Likewise, although it is desirable to have strong domestic European payment providers, not the least to be less exposed to extraterritorial jurisdiction, we should not use protectionist measures to shield incumbents from market pressures. On the contrary, we should remain open to global players to foster competition. In fact, the industry itself should address the obstacles hampering the emergence of European players.
Scenarios for the future
As the competition between fintechs and incumbent banks unfolds, the financial system could become more diverse and competitive. But it could also become more concentrated, and new risks to financial stability could emerge.
Two extreme scenarios for the future are possible. Both come with regulatory implications.
In the first one, banks rise to the digital challenge by upgrading their technological systems and teaming up with fintechs. There are signs of this happening, as global banks' IT expenses rose to $250 billion in 2017, from $180 billion in 2013.9
In this scenario, banks leverage technology to enhance their products, services and operations, allowing them to retain their customer relationships and core banking services. Risks to financial stability would be rather low, as financial services provision would remain largely subject to the existing prudential regime.
In the second scenario, banks fail to provide the digital financial services demanded by customers. New, innovative and fast-moving fintechs, or big tech firms with large customer networks, would come to dominate the market - with all the risks that I outlined.
Obviously, reality is much more complex than this binary distinction of extreme scenarios. And the range of business models of big or small banks, re-prioritization and mutualisation of certain services cannot be captured by such simplifying templates.
Indeed, some traditional banking services could move to less-regulated parts of the financial system.

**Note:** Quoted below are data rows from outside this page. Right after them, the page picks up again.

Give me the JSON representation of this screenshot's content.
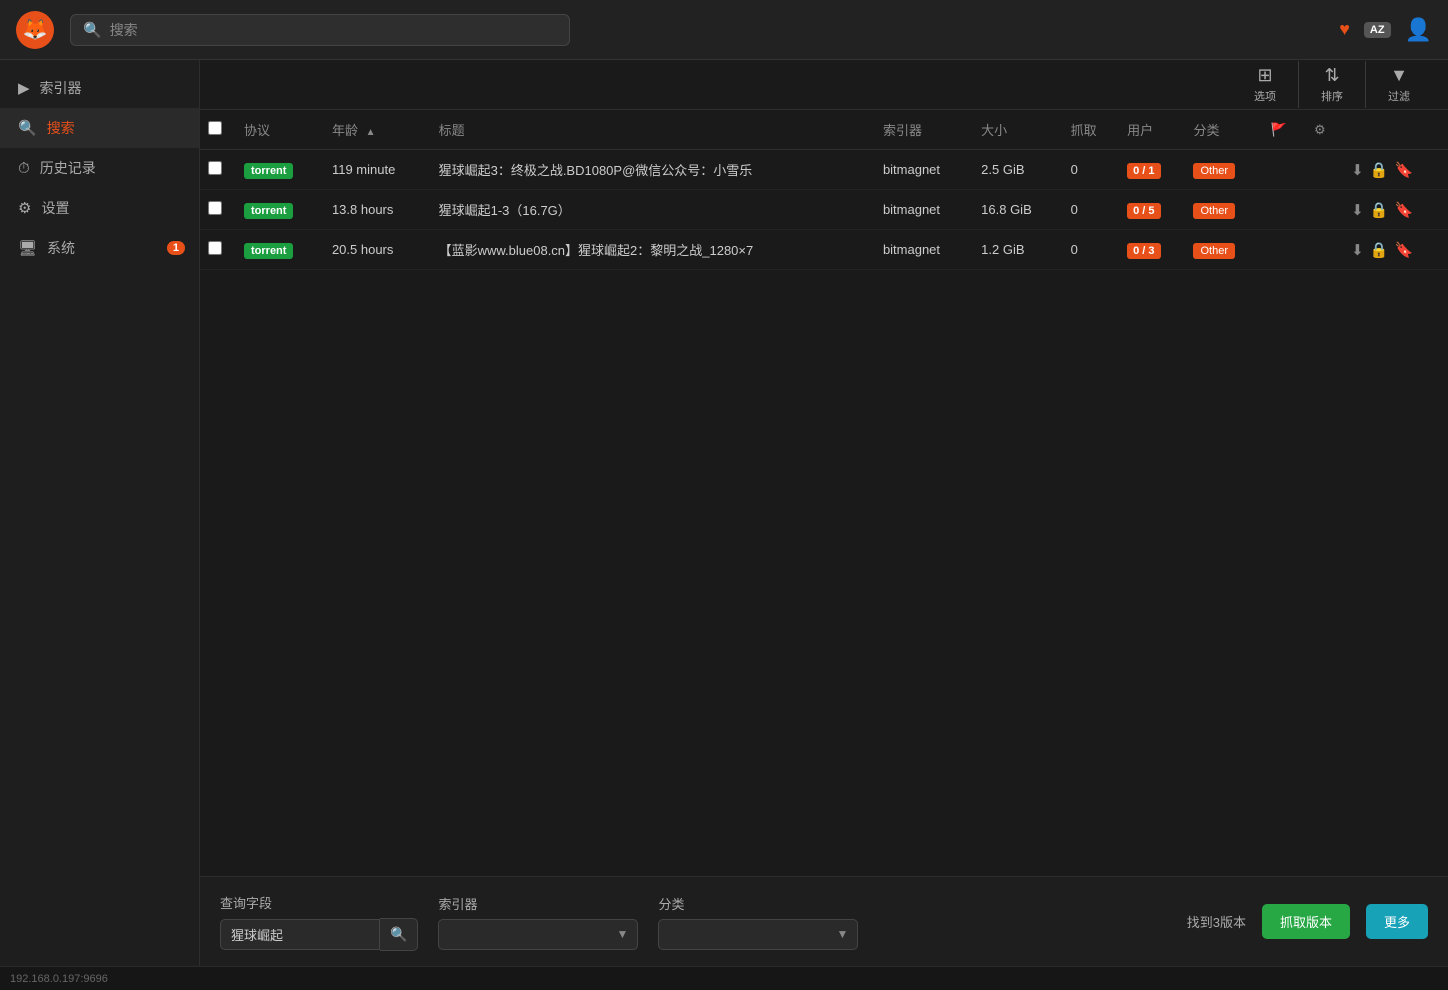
{
  "topbar": {
    "logo_emoji": "🦊",
    "search_placeholder": "搜索",
    "lang_badge": "AZ",
    "heart": "♥"
  },
  "sidebar": {
    "items": [
      {
        "id": "indexer",
        "icon": "▶",
        "label": "索引器",
        "active": false,
        "badge": null
      },
      {
        "id": "search",
        "icon": "🔍",
        "label": "搜索",
        "active": true,
        "badge": null
      },
      {
        "id": "history",
        "icon": "⏱",
        "label": "历史记录",
        "active": false,
        "badge": null
      },
      {
        "id": "settings",
        "icon": "⚙",
        "label": "设置",
        "active": false,
        "badge": null
      },
      {
        "id": "system",
        "icon": "🖥",
        "label": "系统",
        "active": false,
        "badge": "1"
      }
    ]
  },
  "toolbar": {
    "select_label": "选项",
    "sort_label": "排序",
    "filter_label": "过滤"
  },
  "table": {
    "columns": [
      {
        "id": "check",
        "label": ""
      },
      {
        "id": "protocol",
        "label": "协议"
      },
      {
        "id": "age",
        "label": "年龄",
        "sort": "asc"
      },
      {
        "id": "title",
        "label": "标题"
      },
      {
        "id": "indexer",
        "label": "索引器"
      },
      {
        "id": "size",
        "label": "大小"
      },
      {
        "id": "grabs",
        "label": "抓取"
      },
      {
        "id": "peers",
        "label": "用户"
      },
      {
        "id": "category",
        "label": "分类"
      },
      {
        "id": "flag",
        "label": "🚩"
      },
      {
        "id": "settings",
        "label": "⚙"
      },
      {
        "id": "actions",
        "label": ""
      }
    ],
    "rows": [
      {
        "protocol": "torrent",
        "age": "119 minute",
        "title": "猩球崛起3：终极之战.BD1080P@微信公众号：小雪乐",
        "indexer": "bitmagnet",
        "size": "2.5 GiB",
        "grabs": "0",
        "peers": "0 / 1",
        "peers_color": "#e8501a",
        "category": "Other",
        "category_color": "#e8501a"
      },
      {
        "protocol": "torrent",
        "age": "13.8 hours",
        "title": "猩球崛起1-3（16.7G）",
        "indexer": "bitmagnet",
        "size": "16.8 GiB",
        "grabs": "0",
        "peers": "0 / 5",
        "peers_color": "#e8501a",
        "category": "Other",
        "category_color": "#e8501a"
      },
      {
        "protocol": "torrent",
        "age": "20.5 hours",
        "title": "【蓝影www.blue08.cn】猩球崛起2：黎明之战_1280×7",
        "indexer": "bitmagnet",
        "size": "1.2 GiB",
        "grabs": "0",
        "peers": "0 / 3",
        "peers_color": "#e8501a",
        "category": "Other",
        "category_color": "#e8501a"
      }
    ]
  },
  "bottom": {
    "query_label": "查询字段",
    "query_value": "猩球崛起",
    "indexer_label": "索引器",
    "indexer_placeholder": "",
    "category_label": "分类",
    "category_placeholder": "",
    "found_text": "找到3版本",
    "capture_btn": "抓取版本",
    "more_btn": "更多"
  },
  "statusbar": {
    "ip": "192.168.0.197:9696"
  }
}
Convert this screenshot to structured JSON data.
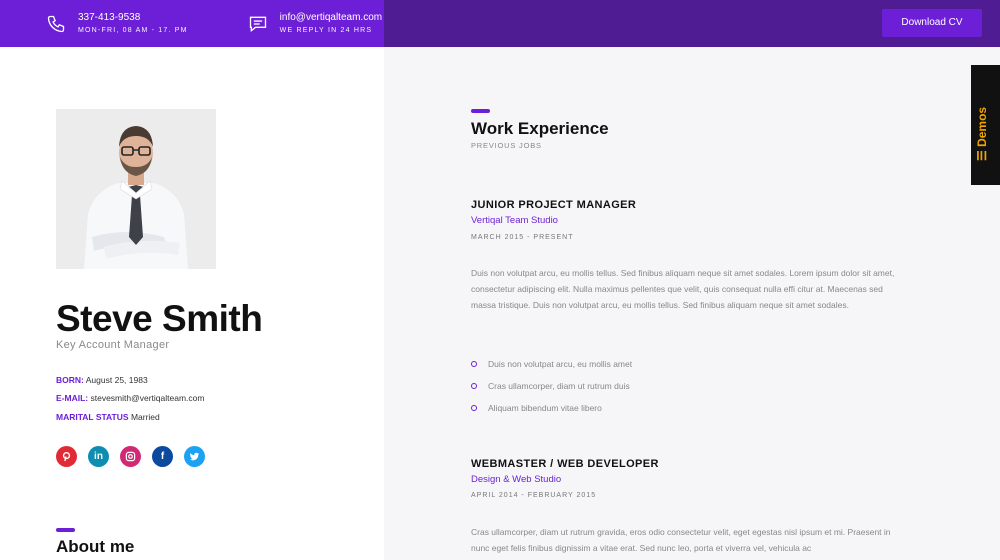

But pre-emptively drawing in the reins in the name of financial stability could harm innovation and prevent fintechs from growing.
We certainly must continue monitoring developments closely and adjust regulation when and where needed to ensure that financial services remain safe and sound.
But competition - to refer to the Austrian economist Friedrich August von Hayek - is a discovery procedure10, and it is up to the markets' verdict which product or service is the optimal solution. Legislation and regulation should therefore ensure a level playing field for all market players, incumbent´s and new entrants alike.
By Mr Yves Mersch,
Member of the Executive Board of the European Central Bank
1 See Arner, D., Barberis, J. and Buckley, R. (2016), "The Evolution of FinTech: A New Post-Crisis Paradigm?", Georgetown Journal of International Law, Vol. 47, No 4, pp. 1271-1319.
2 Overall investment across venture capital, private equity and mergers and acquisitions. See KPMG (2018), "Global Fintech investment soars to record US$57B in first half of 2018: KPMG Pulse of Fintech report".
3 See Mersch, Y. (2018), "TIPS and the future of innovative retail payment solutions in Europe", speech at the TIPS launch event, Frascati (Rome), 30 November.
5 See Claessens et al. (2018), "Fintech credit markets around the world: size, drivers and policy issues", BIS Quarterly Review, September, pp. 29-49.
6 See Carstens, A. (2018), "Big tech in finance and new challenges for public policy", keynote address at the FT Banking Summit, London, December.
7 While investors typically cannot redeem claims early, they can choose not to roll over maturing claims.
8 61% of incumbent institutions indicated that fintechs threated to decrease their revenues in the payment and settlement domain. See European Banking Authority (2018), EBA report on the impact of fintech on incumbent credit institutions' business models, July.
10 See F.A. Hayek's (1968), "Der Wettbewerb als Entdeckungsverfahren", a 1968 lecture, sponsored by the Institut für Weltwirtschaft at the University of Kiel. It was published as No. 56 in the series Kieler Vorträge.